“Lobbying is about foresight, about anticipating your opponent’s moves, and devising counter measures. The winner walks one step ahead of the opposition. It’s about making sure you surprise them, and they don’t surprise you.”
Miss Sloane, in theaters Friday, sure did surprise me. I had high expectations when I went to the screening, having seen only the excitement-packed, House of Cards and How to Get Away With Murder reminiscent trailer. I love this kind of thing. And it was even better than I had hoped.
Sloane (Chastain) is a powerful lobbyist, seeking to pass a bill that will enforce background checks before purchasing firearms. She is fighting for this bill to pass against the wishes of her old company, a group of people who knows her, has learned how she operates. She must not only persuade the public and senators to support the movement; she must also outsmart the group of conservatives plotting to stop her. She must outsmart herself. Amidst the twists and turns of legal proceedings and flashbacks, there are second-amendment battles, gunmen, a lot of really good-looking Asian food, spy cameras, fabulous clothes, pill-popping, public hearings, and inflatable rats. An admittedly odd combination, but it worked. More than that, actually—it succeeded.
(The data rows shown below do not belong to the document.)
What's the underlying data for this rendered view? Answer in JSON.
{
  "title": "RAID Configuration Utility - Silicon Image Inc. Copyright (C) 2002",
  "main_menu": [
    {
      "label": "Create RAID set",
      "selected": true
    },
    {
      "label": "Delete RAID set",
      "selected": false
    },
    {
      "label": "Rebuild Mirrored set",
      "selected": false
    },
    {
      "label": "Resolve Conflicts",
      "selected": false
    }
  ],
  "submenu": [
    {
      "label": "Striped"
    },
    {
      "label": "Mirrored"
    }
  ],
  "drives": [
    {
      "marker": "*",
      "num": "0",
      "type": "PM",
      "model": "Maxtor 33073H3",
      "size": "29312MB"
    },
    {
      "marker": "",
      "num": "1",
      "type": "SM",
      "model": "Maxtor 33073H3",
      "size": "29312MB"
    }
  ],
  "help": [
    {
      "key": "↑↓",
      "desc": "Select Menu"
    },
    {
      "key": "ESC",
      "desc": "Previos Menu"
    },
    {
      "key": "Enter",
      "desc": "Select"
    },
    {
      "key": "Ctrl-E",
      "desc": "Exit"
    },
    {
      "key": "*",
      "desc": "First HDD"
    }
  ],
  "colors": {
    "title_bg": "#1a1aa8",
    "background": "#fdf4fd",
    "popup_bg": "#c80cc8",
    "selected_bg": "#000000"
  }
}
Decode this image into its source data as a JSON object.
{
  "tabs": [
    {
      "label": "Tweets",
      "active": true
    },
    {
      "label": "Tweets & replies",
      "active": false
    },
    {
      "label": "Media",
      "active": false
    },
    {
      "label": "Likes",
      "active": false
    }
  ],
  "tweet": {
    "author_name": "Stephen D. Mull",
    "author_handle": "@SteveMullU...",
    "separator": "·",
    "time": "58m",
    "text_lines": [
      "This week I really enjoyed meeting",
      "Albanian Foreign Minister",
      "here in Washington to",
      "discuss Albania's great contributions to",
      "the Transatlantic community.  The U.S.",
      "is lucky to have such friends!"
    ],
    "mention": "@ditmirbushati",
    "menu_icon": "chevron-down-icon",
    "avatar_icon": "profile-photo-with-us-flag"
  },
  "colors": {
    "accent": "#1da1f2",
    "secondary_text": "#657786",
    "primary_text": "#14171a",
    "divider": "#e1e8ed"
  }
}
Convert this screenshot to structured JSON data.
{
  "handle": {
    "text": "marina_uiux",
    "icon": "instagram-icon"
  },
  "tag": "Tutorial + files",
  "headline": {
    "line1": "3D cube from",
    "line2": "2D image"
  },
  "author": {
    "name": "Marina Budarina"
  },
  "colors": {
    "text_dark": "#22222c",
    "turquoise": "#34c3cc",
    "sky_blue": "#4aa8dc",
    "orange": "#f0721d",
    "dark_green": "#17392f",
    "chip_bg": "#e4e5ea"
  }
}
There have been debates over how realistic the bills and legal proceedings in the movie actually are, but it seemed solid to me. (I know very little about gun laws and lobbying, that’s probably why.) The focus did not necessarily seem to be the politics themselves, though. It was more about the plotting that goes on, the back-stabbing and brilliance of the characters. Every character, but in particular, Miss Sloane.
This movie celebrates the strength and power of women in politics. Chastain’s amazing portrayal of this dazzling granite figure also reveals that perhaps she is not “stone cold.” She is humanized; she has struggles, is broken but refuses to show her cracks. At times her personal life and motives were completely confusing, but throughout the film the audience is allowed to realize more and more. No spoilers, obviously, but the end of the movie was extremely well done on taking her as a person into account.
The question of her support for the background check bill Sloane is lobbying for, however, is constantly questioned. Does she want this bill to pass because she wants to stop the conservative, narrow-minded white men like the man who seeks her help and attempts to destroy her when she laughs in his face? Is it because she does have some sort of personal connection that the audience is frustratingly never privy to? (This would have, admittedly, been such a satisfying reveal.) Does she simply thrive under the pressure and challenge, craving an unlikely success? Or is a bigger question of whether there really has to be a motive for such a woman to go to such lengths to support something? Why can’t she just have an opinion and support it, without falling prey to such questioning, like a man would?
The messages of Miss Sloane are powerful and particularly resonant. If you are a fan of politics, exciting twists, action/thrillers, and badass feminists proving everyone wrong, you will love Miss Sloane. Altogether, it is “mind boggling, ingenious, and completely unbelievable”—just like Miss Sloane herself.